-A 10% reduction in total GHG emissions from 2014 to 2016, despite population and economic growth
-Recognition in 2018 as the #7 city in the nation and first in Texas for locally installed solar photovoltaic capacity
-Adoption of the most advanced International Energy Conservation Code (IECC) for buildings, setting the city apart as one of the most energy- efficient in the nation
– A savings of 771 megawatts (MW) of energy since 2009 through CPS Energy’s Save for Tomorrow Energy Plan (STEP),9 eliminating the need for a new fossil fuel power plant
There now exist 3 large Energy Efficiency projects focused on attaining these objectives: The Energy Efficiency Fund, the Save for Tomorrow Energy Plan (STEP), designed to reduce the community’s demand for electricity, and the social project known as Under 1 Roof, which provides funding for energy efficient roofs.

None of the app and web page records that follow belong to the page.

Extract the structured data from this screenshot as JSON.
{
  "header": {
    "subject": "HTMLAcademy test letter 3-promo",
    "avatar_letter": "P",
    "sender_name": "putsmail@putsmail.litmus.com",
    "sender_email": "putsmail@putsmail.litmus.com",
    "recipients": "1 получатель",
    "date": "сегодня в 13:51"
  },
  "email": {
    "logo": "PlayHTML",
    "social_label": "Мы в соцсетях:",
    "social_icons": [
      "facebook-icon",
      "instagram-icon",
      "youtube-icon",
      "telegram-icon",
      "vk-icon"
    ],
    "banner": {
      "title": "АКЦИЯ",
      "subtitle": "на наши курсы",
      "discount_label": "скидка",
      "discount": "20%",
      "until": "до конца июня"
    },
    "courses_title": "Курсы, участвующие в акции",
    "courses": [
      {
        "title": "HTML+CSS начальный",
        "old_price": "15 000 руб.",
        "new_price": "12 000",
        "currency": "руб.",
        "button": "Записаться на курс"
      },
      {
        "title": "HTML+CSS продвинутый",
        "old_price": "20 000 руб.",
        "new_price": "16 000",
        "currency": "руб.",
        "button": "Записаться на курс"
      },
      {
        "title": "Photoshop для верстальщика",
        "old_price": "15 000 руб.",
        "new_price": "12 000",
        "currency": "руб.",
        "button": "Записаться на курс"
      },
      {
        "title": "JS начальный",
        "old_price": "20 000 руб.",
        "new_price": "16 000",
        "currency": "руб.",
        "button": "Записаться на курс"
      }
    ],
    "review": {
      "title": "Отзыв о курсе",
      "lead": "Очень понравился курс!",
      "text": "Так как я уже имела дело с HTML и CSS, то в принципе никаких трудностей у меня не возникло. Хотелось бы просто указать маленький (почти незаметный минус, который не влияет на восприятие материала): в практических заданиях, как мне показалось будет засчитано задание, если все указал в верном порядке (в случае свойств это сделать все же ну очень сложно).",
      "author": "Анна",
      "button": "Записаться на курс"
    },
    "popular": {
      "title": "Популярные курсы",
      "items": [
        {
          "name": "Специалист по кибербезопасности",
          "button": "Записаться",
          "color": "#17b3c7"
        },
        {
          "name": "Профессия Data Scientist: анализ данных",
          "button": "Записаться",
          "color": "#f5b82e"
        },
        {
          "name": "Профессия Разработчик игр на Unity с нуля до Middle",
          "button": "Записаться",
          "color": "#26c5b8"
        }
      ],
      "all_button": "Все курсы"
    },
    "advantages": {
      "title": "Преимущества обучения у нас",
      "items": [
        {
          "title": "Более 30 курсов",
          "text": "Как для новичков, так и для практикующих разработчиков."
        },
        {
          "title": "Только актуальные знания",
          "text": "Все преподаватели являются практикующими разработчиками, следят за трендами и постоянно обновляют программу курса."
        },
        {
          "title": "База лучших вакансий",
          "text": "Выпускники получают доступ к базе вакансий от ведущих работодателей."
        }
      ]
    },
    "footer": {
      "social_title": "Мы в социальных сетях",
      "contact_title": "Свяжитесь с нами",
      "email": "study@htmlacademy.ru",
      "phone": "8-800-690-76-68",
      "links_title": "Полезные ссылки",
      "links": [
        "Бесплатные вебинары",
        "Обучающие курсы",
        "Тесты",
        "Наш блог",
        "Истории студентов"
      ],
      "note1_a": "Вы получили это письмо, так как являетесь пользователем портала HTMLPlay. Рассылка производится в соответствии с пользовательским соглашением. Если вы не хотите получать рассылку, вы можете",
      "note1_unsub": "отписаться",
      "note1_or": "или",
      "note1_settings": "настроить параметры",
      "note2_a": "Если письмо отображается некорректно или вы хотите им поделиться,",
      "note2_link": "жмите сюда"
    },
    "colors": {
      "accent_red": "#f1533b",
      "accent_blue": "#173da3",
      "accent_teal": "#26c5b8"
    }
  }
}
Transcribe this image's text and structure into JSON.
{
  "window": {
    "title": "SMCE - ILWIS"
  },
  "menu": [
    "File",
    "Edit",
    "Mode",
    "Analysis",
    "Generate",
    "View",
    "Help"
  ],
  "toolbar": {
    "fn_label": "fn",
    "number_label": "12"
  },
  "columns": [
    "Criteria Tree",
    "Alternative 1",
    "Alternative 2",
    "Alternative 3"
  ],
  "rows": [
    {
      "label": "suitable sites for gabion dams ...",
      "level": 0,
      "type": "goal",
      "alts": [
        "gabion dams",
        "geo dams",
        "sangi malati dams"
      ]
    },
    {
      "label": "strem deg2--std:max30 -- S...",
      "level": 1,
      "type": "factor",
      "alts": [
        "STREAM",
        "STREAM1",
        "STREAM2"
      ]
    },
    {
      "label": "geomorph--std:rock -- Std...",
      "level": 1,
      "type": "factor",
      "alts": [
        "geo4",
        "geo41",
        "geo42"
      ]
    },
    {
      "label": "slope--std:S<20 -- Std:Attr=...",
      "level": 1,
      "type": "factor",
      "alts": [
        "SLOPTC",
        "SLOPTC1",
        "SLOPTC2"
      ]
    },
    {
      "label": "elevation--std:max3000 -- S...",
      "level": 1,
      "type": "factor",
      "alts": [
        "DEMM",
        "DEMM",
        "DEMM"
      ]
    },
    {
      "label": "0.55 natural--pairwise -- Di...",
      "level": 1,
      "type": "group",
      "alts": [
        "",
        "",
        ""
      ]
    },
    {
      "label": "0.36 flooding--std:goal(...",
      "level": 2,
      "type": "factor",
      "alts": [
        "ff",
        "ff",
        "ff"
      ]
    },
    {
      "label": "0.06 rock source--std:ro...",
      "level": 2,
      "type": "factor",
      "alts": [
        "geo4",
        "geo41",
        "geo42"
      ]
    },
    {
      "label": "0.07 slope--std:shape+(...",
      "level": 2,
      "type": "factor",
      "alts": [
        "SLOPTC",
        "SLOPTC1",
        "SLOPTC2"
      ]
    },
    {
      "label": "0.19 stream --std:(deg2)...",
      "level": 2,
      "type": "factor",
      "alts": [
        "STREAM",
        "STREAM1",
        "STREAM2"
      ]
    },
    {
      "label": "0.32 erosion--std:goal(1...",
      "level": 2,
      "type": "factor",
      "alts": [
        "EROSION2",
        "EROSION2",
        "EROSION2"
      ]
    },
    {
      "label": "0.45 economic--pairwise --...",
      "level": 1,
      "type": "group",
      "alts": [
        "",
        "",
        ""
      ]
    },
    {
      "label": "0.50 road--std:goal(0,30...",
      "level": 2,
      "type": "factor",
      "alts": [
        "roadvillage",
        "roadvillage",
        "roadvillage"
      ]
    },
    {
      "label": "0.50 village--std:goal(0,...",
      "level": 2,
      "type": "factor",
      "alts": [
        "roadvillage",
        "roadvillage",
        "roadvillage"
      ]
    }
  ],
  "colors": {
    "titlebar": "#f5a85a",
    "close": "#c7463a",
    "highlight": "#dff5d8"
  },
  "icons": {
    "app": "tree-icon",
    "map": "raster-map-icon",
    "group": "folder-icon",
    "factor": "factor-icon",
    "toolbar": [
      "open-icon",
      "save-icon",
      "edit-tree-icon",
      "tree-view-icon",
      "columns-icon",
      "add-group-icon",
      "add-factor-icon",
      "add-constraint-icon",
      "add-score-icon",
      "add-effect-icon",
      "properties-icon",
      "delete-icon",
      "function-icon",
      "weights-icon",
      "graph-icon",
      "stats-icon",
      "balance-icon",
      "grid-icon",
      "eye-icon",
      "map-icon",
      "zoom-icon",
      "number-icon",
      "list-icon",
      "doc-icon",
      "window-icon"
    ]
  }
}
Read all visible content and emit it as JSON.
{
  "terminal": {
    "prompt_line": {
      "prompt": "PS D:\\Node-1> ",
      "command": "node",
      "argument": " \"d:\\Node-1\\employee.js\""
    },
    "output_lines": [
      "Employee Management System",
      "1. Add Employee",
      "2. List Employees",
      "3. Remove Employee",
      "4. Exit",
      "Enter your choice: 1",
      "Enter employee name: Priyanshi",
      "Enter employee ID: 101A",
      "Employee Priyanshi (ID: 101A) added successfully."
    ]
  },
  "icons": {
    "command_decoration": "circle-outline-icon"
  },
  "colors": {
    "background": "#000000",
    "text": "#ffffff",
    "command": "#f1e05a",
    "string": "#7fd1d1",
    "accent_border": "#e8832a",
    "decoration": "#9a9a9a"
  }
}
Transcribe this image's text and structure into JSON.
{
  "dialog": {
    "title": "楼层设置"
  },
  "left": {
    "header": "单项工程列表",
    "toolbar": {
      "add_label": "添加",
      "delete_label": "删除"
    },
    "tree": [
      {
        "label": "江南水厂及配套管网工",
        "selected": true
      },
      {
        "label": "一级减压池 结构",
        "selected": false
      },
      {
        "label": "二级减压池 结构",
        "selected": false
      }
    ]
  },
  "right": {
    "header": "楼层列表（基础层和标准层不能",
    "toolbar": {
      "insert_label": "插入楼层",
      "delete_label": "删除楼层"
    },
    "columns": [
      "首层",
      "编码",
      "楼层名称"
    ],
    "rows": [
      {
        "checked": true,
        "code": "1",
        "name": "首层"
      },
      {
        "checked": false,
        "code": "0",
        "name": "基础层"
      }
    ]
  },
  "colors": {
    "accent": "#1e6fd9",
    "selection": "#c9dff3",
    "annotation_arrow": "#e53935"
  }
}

By far, this problem is the one being better addressed at the present.
Sustainable cities and communities
One of the most inspiring projects being already enabled by the city to transform it into a more sustainable one is the Howard W. Peak Greenway. In 20 years, 65 miles of green trails across town have been completed, 24 miles are currently being designed, 14 miles are currently under construction, and an additional 12 miles are being planned with a vision of creating a “ring” surrounding the city. This ring will offer people not only additional connectivity, but also recreational and general wellness opportunities by allowing for short outdoor encounters, reducing the reliance on fossil fuel powered vehicles, and extending and connecting green passages for local flora and fauna.
Partnerships for the Goals
To manage to get all of the work done, the City of San Antonio has developed partnerships with both the private and public sector to strengthen the means to implement this sustainable development. For example, to implement renewable energies they have partnered with CPS, the local energy company, which is now offering several options for solar panels. Another example is their partnership with VIA, the local public transportation company, to offer better public transportation options in a city that was built fully dependent on cars for transportation. When I first moved here I was amazed to never see people on the streets, but then I realized it was virtually impossible to get anywhere without a car. It’s hard to believe but there aren’t even side ways for people to walk on, so reading about new plans to improve this gives hope, because it can go further into the future than politics and personal interests and can actually create resilient pathways for the future… which needn’t be trying! Efforts
such as these can ensure that our cities thrive beyond expectations.
Is your city doing anything to address the SDG’s? It would be great if you could share with us!
Writing by Irazú Aranda